EXERCISE DETAILS:
For this exercise, retype every record below exactly and keep the pictures out.

PROVIDED MATERIAL:
________________
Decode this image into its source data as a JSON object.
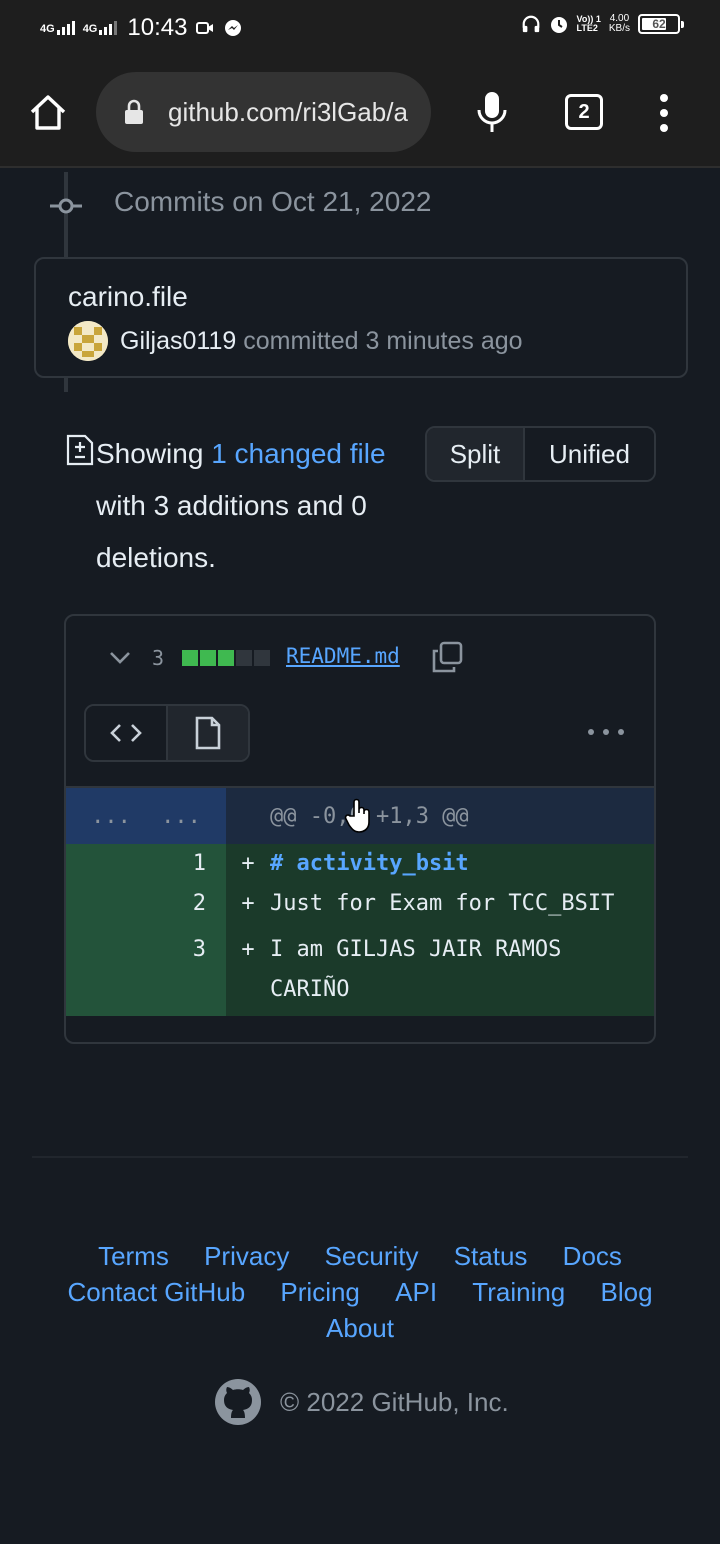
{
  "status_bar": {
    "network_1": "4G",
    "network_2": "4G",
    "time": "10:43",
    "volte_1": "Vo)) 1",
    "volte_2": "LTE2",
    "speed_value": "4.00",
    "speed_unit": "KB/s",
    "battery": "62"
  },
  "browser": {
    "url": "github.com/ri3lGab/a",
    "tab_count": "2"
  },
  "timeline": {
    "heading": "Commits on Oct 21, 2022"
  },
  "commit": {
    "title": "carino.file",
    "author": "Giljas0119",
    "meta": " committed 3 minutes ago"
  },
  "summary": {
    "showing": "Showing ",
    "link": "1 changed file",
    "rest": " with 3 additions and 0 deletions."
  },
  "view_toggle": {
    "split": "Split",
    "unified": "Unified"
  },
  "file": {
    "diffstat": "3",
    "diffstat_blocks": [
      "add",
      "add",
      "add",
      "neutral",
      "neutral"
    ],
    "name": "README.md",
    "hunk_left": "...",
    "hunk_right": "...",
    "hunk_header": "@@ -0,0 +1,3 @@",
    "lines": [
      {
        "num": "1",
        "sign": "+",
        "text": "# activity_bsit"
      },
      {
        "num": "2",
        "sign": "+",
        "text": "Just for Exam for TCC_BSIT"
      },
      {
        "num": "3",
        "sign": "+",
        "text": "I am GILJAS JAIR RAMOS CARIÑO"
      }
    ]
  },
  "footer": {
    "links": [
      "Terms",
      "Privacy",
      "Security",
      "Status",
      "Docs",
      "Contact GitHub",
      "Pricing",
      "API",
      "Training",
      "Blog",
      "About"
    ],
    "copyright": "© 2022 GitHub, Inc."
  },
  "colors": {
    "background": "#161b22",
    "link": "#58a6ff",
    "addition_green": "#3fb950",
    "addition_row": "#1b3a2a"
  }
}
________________
THE COMPLETED TASK:
Decode this image into its source data as a JSON object.
{
  "status_bar": {
    "network_1": "4G",
    "network_2": "4G",
    "time": "10:43",
    "volte_1": "Vo)) 1",
    "volte_2": "LTE2",
    "speed_value": "4.00",
    "speed_unit": "KB/s",
    "battery": "62"
  },
  "browser": {
    "url": "github.com/ri3lGab/a",
    "tab_count": "2"
  },
  "timeline": {
    "heading": "Commits on Oct 21, 2022"
  },
  "commit": {
    "title": "carino.file",
    "author": "Giljas0119",
    "meta": " committed 3 minutes ago"
  },
  "summary": {
    "showing": "Showing ",
    "link": "1 changed file",
    "rest": " with 3 additions and 0 deletions."
  },
  "view_toggle": {
    "split": "Split",
    "unified": "Unified"
  },
  "file": {
    "diffstat": "3",
    "diffstat_blocks": [
      "add",
      "add",
      "add",
      "neutral",
      "neutral"
    ],
    "name": "README.md",
    "hunk_left": "...",
    "hunk_right": "...",
    "hunk_header": "@@ -0,0 +1,3 @@",
    "lines": [
      {
        "num": "1",
        "sign": "+",
        "text": "# activity_bsit"
      },
      {
        "num": "2",
        "sign": "+",
        "text": "Just for Exam for TCC_BSIT"
      },
      {
        "num": "3",
        "sign": "+",
        "text": "I am GILJAS JAIR RAMOS CARIÑO"
      }
    ]
  },
  "footer": {
    "links": [
      "Terms",
      "Privacy",
      "Security",
      "Status",
      "Docs",
      "Contact GitHub",
      "Pricing",
      "API",
      "Training",
      "Blog",
      "About"
    ],
    "copyright": "© 2022 GitHub, Inc."
  },
  "colors": {
    "background": "#161b22",
    "link": "#58a6ff",
    "addition_green": "#3fb950",
    "addition_row": "#1b3a2a"
  }
}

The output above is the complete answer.